  • Kandis (Garcinia forbesii; Clusiaceae)

  • Kundong (Garcinia sp.; Clusiaceae)

  • Langsat (Lansium domesticum), also called longkong or duku

  • Mabolo, (Diospyros discolor; Ebenaceae) also known as a velvet persimmon

  • Mamey sapote (Pouteria sapota; Sapotaceae)

  • Mamoncillo (Melicoccus bijugatus; Sapindaceae), also known as quenepa, genip or Fijian Longan

  • Mango (Mangifera indica; Anacardiaceae)

  • Mangosteen (Garcinia mangostana; Clusiaceae)

  • Marang (Artocarpus odoratissima; Moraceae), a breadfruit relative

  • Naranjilla, Lulo (Solanum quitoense; Solanaceae)

  • Papaya (Carica papaya; Caricaceae)

  • Peanut butter fruit (Bunchosia argentea; Malpighiaceae)

  • Pequi or Souari Nut (Caryocar brasiliense; Caryocaceae)

  • Pineapple (Ananas comosus or Ananas sativas; Bromeliaceae)

  • Pitomba (Talisia esculenta ; Sapindaceae)

  • Pupunha or peach-palm (Bactris gasipaes; Palmae)

  • Poha or Cape Gooseberry (Physalis peruviana; Solanaceae)

  • Poisonleaf (Dichapetalum cymosum) (?)

  • Rambutan (Nephelium lappaceum; Sapindceae)

  • Red momblin (Spondias purpurea; Anacardiaceae)

  • Riberry (Syzygium luehmannii; Myrtaceae), also called Lilly Pilly, Lillipilli, Chinese Apple

  • Rose apple (Eugenia/Syzygium aquem; Myrtaceae), also called Malay apple

  • Salak (Salacca edulis), also called snakefruit

  • Sapodilla (Achras/Manilkara zapota; Sapotaceae), also called chiku, mespel, naseberry, sapadilla, snake fruit, sawo

  • Soursop (Annona muricata; Annonaceae), also called guanabana

  • Star apple (Chrysophyllum cainito), also called caimito

  • Sugar apple (Annona squamosa; Annonaceae)

  • Surinam Cherry (Eugenia uniflora; Myrtaceae) also called Brazilian Cherry, Cayenne Cherry, Pitanga

  • Tamarind (Tamarindus indica; Caesalpiniaceae)

Sept 2005 - 2014 - Kosher Recipes - Kosher Cooking - Jewish Cooking - Jewish Recipes - Jewish Foods- Jewish Foods
This article is licensed under the GNU Free Documentation License.
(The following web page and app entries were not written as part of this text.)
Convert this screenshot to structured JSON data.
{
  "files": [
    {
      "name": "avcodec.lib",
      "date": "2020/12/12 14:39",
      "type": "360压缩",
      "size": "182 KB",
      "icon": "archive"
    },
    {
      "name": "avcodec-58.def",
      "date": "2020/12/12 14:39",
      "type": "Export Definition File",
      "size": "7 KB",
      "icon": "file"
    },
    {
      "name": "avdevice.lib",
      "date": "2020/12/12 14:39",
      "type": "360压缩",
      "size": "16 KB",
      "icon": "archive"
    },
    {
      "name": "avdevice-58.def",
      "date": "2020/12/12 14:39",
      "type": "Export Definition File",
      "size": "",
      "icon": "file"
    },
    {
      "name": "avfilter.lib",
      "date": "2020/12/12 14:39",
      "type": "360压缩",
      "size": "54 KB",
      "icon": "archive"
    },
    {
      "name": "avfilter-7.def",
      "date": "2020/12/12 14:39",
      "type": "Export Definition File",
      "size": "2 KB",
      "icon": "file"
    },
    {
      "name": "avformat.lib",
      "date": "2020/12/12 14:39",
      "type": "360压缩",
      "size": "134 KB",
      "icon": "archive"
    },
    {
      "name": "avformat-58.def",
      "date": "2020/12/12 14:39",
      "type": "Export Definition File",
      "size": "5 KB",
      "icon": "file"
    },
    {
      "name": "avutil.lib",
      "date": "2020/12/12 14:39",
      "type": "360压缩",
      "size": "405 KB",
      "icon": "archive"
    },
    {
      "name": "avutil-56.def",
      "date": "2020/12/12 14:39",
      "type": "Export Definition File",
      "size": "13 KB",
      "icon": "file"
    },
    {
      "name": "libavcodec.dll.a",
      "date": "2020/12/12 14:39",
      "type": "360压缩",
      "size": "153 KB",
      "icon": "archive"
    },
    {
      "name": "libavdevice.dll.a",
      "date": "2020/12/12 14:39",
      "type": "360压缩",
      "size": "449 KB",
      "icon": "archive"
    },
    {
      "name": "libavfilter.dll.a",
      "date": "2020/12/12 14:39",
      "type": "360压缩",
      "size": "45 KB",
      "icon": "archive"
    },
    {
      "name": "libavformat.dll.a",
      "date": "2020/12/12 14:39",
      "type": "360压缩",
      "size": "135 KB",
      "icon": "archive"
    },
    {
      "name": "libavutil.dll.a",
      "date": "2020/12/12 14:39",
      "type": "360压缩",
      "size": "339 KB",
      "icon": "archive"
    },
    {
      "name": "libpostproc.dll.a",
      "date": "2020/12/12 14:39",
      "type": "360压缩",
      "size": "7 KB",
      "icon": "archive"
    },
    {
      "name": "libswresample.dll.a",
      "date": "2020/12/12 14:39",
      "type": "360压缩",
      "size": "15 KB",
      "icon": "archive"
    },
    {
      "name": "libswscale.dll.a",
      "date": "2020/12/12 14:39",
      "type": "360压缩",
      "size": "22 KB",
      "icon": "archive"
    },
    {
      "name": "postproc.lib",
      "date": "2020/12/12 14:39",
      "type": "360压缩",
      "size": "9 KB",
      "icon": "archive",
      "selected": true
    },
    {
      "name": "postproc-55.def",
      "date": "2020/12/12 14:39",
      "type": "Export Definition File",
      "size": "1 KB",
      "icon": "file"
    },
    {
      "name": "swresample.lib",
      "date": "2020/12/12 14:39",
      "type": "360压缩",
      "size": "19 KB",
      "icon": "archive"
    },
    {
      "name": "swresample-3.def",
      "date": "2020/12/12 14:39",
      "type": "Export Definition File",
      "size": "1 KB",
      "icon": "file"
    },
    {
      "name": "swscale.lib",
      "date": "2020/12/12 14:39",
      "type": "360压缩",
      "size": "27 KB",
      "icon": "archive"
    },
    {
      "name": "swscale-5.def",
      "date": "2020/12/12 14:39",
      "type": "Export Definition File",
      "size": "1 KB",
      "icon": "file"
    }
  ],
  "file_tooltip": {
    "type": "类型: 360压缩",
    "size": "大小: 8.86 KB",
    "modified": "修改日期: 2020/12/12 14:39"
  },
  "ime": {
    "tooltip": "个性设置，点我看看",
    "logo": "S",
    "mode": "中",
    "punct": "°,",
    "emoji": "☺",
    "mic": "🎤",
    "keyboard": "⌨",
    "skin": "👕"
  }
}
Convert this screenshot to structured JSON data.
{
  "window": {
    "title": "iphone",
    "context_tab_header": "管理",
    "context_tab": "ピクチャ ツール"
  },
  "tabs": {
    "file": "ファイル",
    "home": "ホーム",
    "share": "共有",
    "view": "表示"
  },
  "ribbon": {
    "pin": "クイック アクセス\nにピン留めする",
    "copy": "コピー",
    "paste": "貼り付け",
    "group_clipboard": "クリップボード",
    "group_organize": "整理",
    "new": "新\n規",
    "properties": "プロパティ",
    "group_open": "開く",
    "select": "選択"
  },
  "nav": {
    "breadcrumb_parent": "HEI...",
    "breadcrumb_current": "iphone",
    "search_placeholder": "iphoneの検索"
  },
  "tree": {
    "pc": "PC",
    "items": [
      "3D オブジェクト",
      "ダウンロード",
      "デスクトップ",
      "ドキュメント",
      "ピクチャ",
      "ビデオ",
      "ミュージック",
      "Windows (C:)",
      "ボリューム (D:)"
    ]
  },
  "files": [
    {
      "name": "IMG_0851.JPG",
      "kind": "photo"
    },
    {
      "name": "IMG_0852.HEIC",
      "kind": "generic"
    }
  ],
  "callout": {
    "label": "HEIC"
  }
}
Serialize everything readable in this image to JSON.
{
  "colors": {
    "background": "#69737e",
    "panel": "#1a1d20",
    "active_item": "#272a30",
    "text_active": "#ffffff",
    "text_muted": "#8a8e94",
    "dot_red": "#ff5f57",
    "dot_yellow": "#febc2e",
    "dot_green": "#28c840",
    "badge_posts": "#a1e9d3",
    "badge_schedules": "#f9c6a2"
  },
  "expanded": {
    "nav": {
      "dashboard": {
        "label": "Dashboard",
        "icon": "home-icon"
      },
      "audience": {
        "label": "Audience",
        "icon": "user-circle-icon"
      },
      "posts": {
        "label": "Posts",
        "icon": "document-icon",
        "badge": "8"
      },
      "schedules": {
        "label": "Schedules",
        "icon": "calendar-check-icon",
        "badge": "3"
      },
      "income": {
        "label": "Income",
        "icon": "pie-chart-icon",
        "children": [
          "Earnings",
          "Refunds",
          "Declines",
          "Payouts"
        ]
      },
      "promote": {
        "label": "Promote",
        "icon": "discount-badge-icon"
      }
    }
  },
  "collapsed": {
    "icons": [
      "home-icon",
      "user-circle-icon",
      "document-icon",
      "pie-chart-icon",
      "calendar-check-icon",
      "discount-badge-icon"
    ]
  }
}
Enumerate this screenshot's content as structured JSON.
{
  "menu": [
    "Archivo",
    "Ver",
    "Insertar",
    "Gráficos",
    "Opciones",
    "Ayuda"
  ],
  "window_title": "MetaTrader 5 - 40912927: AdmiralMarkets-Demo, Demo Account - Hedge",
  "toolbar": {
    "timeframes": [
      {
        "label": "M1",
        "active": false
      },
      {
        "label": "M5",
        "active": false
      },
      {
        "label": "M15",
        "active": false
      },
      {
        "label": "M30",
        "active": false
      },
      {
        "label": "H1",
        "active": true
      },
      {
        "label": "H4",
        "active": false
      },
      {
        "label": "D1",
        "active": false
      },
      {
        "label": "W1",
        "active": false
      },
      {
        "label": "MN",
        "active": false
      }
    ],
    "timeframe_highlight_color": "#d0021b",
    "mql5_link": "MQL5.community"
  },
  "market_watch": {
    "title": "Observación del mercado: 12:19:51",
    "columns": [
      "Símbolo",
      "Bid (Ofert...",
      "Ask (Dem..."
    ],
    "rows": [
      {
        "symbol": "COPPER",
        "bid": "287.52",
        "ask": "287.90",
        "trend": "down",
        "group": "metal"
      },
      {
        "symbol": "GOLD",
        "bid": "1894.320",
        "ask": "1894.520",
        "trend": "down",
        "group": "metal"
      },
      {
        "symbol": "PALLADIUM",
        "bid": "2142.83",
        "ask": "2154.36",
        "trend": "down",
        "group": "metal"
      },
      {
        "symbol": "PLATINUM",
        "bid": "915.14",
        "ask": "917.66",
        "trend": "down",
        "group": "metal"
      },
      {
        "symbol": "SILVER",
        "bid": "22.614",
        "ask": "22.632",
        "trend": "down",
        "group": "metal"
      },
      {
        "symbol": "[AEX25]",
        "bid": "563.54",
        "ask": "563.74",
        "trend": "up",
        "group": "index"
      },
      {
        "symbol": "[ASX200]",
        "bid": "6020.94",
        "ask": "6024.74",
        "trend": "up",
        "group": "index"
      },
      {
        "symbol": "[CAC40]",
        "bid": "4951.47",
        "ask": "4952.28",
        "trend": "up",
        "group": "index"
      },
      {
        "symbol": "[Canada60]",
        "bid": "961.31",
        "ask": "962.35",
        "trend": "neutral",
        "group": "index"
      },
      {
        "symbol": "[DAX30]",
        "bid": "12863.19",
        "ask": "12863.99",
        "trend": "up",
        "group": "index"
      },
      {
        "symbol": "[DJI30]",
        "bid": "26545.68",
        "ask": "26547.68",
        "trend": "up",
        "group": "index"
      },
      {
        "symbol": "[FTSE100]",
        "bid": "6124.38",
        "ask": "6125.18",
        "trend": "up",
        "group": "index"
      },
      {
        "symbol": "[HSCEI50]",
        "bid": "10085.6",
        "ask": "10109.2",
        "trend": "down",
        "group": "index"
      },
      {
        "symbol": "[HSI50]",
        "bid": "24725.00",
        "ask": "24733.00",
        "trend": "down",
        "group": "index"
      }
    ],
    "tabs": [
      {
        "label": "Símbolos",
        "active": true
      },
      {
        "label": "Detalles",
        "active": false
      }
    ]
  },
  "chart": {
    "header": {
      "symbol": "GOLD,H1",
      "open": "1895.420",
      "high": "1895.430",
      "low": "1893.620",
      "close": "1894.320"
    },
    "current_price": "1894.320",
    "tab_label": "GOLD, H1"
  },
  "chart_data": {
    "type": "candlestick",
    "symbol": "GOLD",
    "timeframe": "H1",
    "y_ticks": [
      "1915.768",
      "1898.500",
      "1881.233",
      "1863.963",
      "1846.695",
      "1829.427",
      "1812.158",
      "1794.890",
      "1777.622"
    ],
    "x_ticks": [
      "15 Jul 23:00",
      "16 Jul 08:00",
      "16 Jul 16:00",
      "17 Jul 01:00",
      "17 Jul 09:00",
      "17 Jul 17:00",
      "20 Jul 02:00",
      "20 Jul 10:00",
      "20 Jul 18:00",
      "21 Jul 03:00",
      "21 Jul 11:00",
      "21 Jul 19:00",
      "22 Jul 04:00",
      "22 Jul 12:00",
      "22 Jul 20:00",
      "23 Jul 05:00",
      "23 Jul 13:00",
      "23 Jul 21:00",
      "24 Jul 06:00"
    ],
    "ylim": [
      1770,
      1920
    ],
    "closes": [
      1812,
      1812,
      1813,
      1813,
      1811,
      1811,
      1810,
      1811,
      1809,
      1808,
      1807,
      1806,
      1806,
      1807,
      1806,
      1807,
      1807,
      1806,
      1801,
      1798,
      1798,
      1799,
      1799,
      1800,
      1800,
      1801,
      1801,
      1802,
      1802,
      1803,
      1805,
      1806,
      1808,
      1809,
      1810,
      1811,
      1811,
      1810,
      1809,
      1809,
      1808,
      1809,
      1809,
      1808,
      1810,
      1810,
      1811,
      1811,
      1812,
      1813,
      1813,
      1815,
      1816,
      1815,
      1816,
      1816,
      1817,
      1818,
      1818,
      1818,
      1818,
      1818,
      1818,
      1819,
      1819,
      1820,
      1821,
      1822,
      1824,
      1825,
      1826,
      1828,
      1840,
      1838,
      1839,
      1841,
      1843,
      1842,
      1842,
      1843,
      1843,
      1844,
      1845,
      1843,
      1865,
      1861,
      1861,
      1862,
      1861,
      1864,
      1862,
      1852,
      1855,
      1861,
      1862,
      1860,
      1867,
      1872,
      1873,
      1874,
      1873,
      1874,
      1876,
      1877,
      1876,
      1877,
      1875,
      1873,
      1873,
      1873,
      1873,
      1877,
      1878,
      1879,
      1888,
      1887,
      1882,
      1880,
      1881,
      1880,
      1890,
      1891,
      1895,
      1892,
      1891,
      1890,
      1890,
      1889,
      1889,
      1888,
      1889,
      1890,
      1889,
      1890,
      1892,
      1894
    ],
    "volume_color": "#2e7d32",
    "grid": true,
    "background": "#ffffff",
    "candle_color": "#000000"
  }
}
It uses material from the Wikipedia article Bagels.